It’s one thing when government raises your taxes, suffocates your business with regulations or censors your tweets. It’s far worse when government is to blame for actually shortening your life.
U.S. life expectancy dropped to 76.4 years, the lowest in 25 years, according to new federal data. Americans should be gasping. What could be more important than having the chance to live a long life?
The Centers for Disease Control and Prevention repeatedly has blown its responses to health killers like fentanyl, COVID and lung cancer. All the while, life expectancy gets shorter and shorter.
In 1980, Americans had one of the best life expectancies in the world. Since then, the U.S. has lost ground. People live several years longer in France, Switzerland, Italy and other highly developed countries, reaching ages 83 or 84 on average. Residents of the Czech Republic, Chile and Slovenia can expect longer lives than Americans. Even before COVID, the U.S. ranked 29th in life expectancy, according to the Organization for Economic Co-operation and Development.
The virus merely widened an already alarming gap between the U.S. and other nations.
Now, life expectancy in these other nations is rebounding from COVID, while American lives continue to be cut short due to other causes.
Start with the failure of our government, especially the CDC, to tackle the leading cause of death among Americans ages 18 to 49: overdosing. Two-thirds of these deaths are from fentanyl.
Nearly 107,000 Americans died of overdoses in 2021, about 50% more than just two years earlier.
Where’s the campaign to combat fentanyl deaths? Over the last half-century, U.S. health agencies waged several stunningly successful media campaigns to dissuade Americans from smoking cigarettes. The CDC has done nothing like that to fight this new killer.
Blame the agency’s mission confusion. In September 2021, as overdoses soared and COVID raged, the CDC launched a campaign for “inclusive communication.” The agency instructed health care workers to avoid stigmatizing words like “illegal immigrant” and substitute “parent” for gender-tainted terms like “mother” and “father.” As if political correctness is more important than preventing deaths.
The CDC’s failed response to COVID further depressed American life expectancy. Agency head Rochelle Walensky said, “To be frank, we are responsible for some pretty dramatic, pretty public mistakes, from testing to data to communications.” The U.S. has had a higher per capita death rate from COVID than other developed countries, including the United Kingdom, France, Spain and Canada.
As COVID fades. the CDC’s inaction on another front — lung cancer screening — is limiting progress on life expectancy for cancer patients, where the U.S. is otherwise a leader.
Lung cancer is the No. 1 cancer killer, taking about 130,000 lives a year. That’s more than breast, prostate and colon cancer deaths combined. Because lung cancer is rarely diagnosed before it spreads, the chances of survival are an abysmal 18%.

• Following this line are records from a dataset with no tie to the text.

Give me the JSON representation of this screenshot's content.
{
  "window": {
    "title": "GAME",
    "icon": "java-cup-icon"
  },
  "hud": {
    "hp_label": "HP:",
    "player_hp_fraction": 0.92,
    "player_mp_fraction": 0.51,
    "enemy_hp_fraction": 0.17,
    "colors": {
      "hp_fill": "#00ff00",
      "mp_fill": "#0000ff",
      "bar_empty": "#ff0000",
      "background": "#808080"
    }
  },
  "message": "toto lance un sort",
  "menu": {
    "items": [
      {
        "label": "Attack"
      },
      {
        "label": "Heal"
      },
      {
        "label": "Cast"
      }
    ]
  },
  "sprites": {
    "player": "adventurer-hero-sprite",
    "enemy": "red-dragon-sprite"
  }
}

But when lung cancer is diagnosed early with a CT chest scan, a patient has an 80% chance of living another 20 years, reports Claudia Henschke, a radiology expert at Mount Sinai Icahn School of Medicine in New York City. That sure beats 18%.
The scan takes 15 minutes lying flat on a table that glides in and out of the scanning machine. There’s no squeezing like with a mammogram and no yucky preparation like with a colonoscopy.
The technology is widely available, recommended by the U.S. Preventive Services Task Force and covered by insurance, but few doctors know to order it, and few patients know to ask. Blame the CDC for this knowledge gap. Only 15% of Americans who need lung screening are getting it.
On Dec. 20, the White House announced a pilot project to “screen and treat” cancer. Oh, sorry, that’s not for the U.S. It’s for women in Botswana. Laughable if it weren’t so tragic.
Ten years ago, Americans were told the biggest health challenge was the uninsured. Congress passed Obamacare. Now only 9% of Americans are uninsured, but the whole nation faces the prospect of shorter life expectancy.
For those lost years, you can thank federal health officials, especially the dysfunctional CDC. Call it the Centers for Decline and Confusion.
Betsy McCaughey is a former lieutenant governor of New York and chairman of the Committee to Reduce Infection Deaths.